Illich wrote and published continuously. His book Celebration of Awareness: A Call for Institutional Revolution (1969) was an injunction to think and live autonomously, in defiance of convention. Illich quickly became a celebrity, especially in circles identified with the burgeoning counterculture. He spoke to large audiences in the Americas and in Europe. One book followed another. Deschooling Society (1971), a frontal assault on modern education, probably his best-known work. Tools for Conviviality (1973), a call for human relations freed from the constraints of status and consumership. Energy and Equity (1974), a work in tune with many of the themes of the emergent environmental movement. Medical Nemesis (1976), an attack on the technologization and impersonality of modern medicine, which opened with the lapidary sentence: "The medical establishment has become a major threat to health." Toward the end of the 1970s came an influential essay, "Shadow-Work," which criticized the downgrading of unpaid labor, especially that of women--needless to say, it was hailed by feminists.
It is easy to see why Illich's ideas resonated well in the cultural climate of the time. But he disappointed, one by one, most of the groups who first believed him to be one of them.
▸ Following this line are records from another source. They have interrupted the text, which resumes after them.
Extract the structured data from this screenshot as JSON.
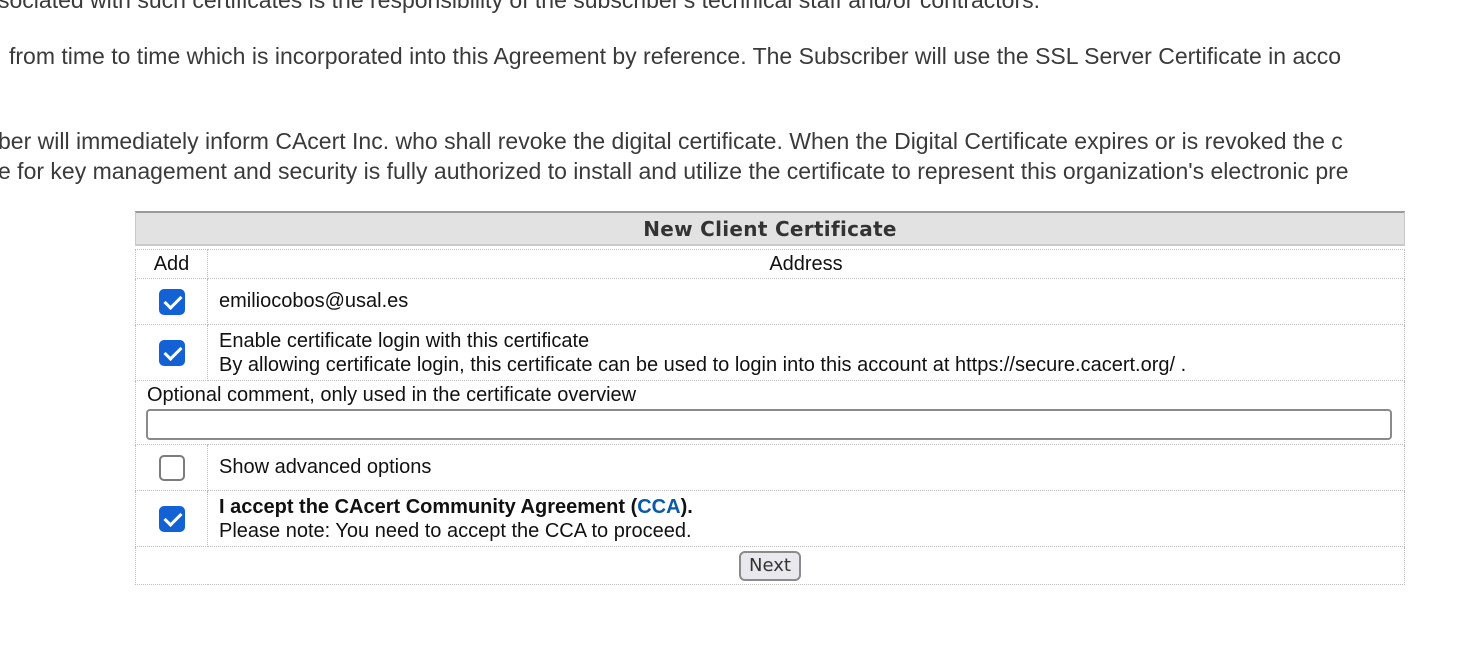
{
  "paragraphs": {
    "p1": "sociated with such certificates is the responsibility of the subscriber's technical staff and/or contractors.",
    "p2": "from time to time which is incorporated into this Agreement by reference. The Subscriber will use the SSL Server Certificate in acco",
    "p3": "ber will immediately inform CAcert Inc. who shall revoke the digital certificate. When the Digital Certificate expires or is revoked the c",
    "p4": "e for key management and security is fully authorized to install and utilize the certificate to represent this organization's electronic pre"
  },
  "form": {
    "title": "New Client Certificate",
    "col_add": "Add",
    "col_address": "Address",
    "email": "emiliocobos@usal.es",
    "email_checked": true,
    "login_label": "Enable certificate login with this certificate",
    "login_note": "By allowing certificate login, this certificate can be used to login into this account at https://secure.cacert.org/ .",
    "login_checked": true,
    "comment_label": "Optional comment, only used in the certificate overview",
    "comment_value": "",
    "advanced_label": "Show advanced options",
    "advanced_checked": false,
    "cca_prefix": "I accept the CAcert Community Agreement (",
    "cca_link": "CCA",
    "cca_suffix": ").",
    "cca_note": "Please note: You need to accept the CCA to proceed.",
    "cca_checked": true,
    "next_label": "Next"
  }
}
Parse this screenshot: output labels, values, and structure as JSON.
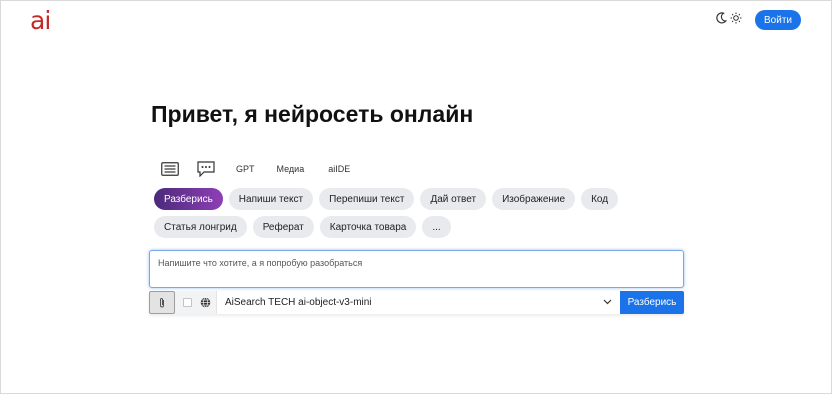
{
  "header": {
    "logo_text": "ai",
    "moon_icon": "moon-icon",
    "sun_icon": "sun-icon",
    "login_label": "Войти",
    "accent_color": "#1a73e8",
    "logo_color": "#c62828"
  },
  "main": {
    "title": "Привет, я нейросеть онлайн",
    "modes": [
      {
        "icon": "list-icon"
      },
      {
        "icon": "chat-icon"
      },
      {
        "label": "GPT"
      },
      {
        "label": "Медиа"
      },
      {
        "label": "aiIDE"
      }
    ],
    "chips_row1": [
      "Разберись",
      "Напиши текст",
      "Перепиши текст",
      "Дай ответ",
      "Изображение",
      "Код"
    ],
    "chips_row2": [
      "Статья лонгрид",
      "Реферат",
      "Карточка товара",
      "..."
    ],
    "active_chip": "Разберись"
  },
  "composer": {
    "placeholder": "Напишите что хотите, а я попробую разобраться",
    "attach_icon": "paperclip-icon",
    "globe_icon": "globe-icon",
    "model": "AiSearch TECH ai-object-v3-mini",
    "chevron_icon": "chevron-down-icon",
    "submit_label": "Разберись"
  }
}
Catholics were irritated when he criticized missionaries in Latin America as cultural imperialists. The counterculture discovered that he found repugnant many if not most of their proclivities, from drugs to promiscuous sex. He upset the left when, after a visit to Cuba, he described the Castro regime as an odious tyranny. And feminists were deeply offended when he argued, some years after "Shadow-Work," that women had been better off in traditional societies in which they devoted themselves to the life of the family. Illich was a genie who could not be kept in any bottle. Like Goethe's Mephistopheles, he was a "spirit who ever negates. …